**Work request:** Tell how many lines in these records contain the string "label", with only the number as the reply.

**Dataset entries:**
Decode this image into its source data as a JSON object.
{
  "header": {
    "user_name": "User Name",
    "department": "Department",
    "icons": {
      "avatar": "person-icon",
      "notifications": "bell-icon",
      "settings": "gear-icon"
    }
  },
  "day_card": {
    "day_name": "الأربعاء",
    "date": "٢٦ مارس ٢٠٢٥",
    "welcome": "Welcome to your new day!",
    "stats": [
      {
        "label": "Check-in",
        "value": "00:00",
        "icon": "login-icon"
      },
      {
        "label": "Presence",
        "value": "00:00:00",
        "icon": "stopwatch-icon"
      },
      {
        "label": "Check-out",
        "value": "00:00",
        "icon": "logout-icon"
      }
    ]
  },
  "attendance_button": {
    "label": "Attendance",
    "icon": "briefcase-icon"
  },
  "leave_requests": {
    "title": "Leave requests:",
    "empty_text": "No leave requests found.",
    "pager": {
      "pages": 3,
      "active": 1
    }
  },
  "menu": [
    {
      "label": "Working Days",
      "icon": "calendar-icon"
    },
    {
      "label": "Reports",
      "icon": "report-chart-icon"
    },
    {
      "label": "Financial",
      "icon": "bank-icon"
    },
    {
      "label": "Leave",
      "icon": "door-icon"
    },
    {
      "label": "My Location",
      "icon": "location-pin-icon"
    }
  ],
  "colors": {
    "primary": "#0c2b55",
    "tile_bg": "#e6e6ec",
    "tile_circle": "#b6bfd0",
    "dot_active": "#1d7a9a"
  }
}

**Exercise output:** 9